Monday, June 26, 2023

Rod Serling Saddles the Wind

John Cassavetes glares.
The opening of notes of Jay Livingston and Ray Evans's title tune--a torch song whispered intimately by Julie London--lets you know that Saddle the Wind (1958) won't be a conventional Western. But if you start to doubt that notion, Rod Serling's credit as screenwriter and the casting of John Cassavetes as an unhinged cowboy will dispel any such notions. 

Robert Taylor stars as Steve Sinclair, a reformed gunfighter who operates a mid-sized ranch in a scenic valley. Steve spends a lot of his time looking out for his younger brother--and surrogate son--Tony (Cassavetes). Steve loves his brother, but recognizes that Tony is a "gun crazy, loco kid." One day, Tony returns from a cattle-selling trip with a saloon singer named Joan (London) and announces his intention to marry her. 

Julie London as Joan.
Steve doesn't exactly welcome Joan into the family and she initially resents his parental treatment of Tony. However, Joan gradually realizes how much Steve cares for his brother. She also learns there is a dark side to Tony--especially after she watches him kill a gunfighter after goading the man into a face-off.

The opening scenes of Saddle the Wind promise to deliver a unique take on the Western genre. Unfortunately, the story goes off the rails when it nudges Julie London to the background and shifts focus to the tired old plot about Eastern settlers building fences on the open range. It's hard to fault screenwriter Serling, who was saddled (pun intended) with a story by Thomas Thompson. 

Saddle the Wind also exhibits signs of studio interference. The sub-90 minute running time is atypical for a star-powered feature and the denouement wraps up the story too quickly. Also, Jeff Alexander's score was replaced by one composed by Elmer Bernstein. (In 2005, Alexander's Saddle the Wind soundtrack was released for the first time.)

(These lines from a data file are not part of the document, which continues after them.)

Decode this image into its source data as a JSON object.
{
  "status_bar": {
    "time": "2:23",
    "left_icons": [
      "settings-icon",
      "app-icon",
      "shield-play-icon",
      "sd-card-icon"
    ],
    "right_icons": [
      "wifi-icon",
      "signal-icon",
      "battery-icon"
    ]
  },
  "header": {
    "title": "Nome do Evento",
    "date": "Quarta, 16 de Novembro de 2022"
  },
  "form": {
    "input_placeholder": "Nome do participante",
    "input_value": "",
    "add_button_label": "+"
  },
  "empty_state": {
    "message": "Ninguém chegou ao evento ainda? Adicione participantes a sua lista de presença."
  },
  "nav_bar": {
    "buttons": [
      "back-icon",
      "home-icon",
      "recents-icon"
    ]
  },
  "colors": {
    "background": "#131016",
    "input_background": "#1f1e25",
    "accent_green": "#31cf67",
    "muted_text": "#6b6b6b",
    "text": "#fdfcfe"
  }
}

Robert Taylor as Steve.
Rod Serling's screenplay still crackles with memorable dialogue. When Steve is trying to make a point to Tony, he asks: "Do I have to crawl inside your head with an iron and burn it there?" The opening scene is pure Serling, a brilliantly-written, three-character "play" in which a grizzled gunfighter barges into a saloon looking for Steve Sinclair. It reminded me of Serling's later, underappreciated Western TV series The Loner, which takes place during the same post-Civil War period.

Robert Taylor and John Cassavetes work well together as the very different brothers. Taylor exudes calm and resilience, while Cassavetes plays Tony like a rubber band that's ready to snap at any given time. Julie London brings an gritty realism to her disenchanted saloon singer. The scene where she sings to Cassavetes could have been a throwaway, but she turns it into a touching moment. I was bummed when London's character was shuffled to the background and relegated to a minor supporting part.

One of the last "adult Westerns" of the 1950s, Saddle the Wind is an odd duck--and I mean that in a good way. It may not always work, but what's left on the screen holds one's interest while leaving the viewer a little sad that didn't turn out to be more.

You can watch Saddle the Wind for free on by clicking here. My Twitter pal @CED_LD_Guy has uploaded lots of interesting films on his Rumble channels.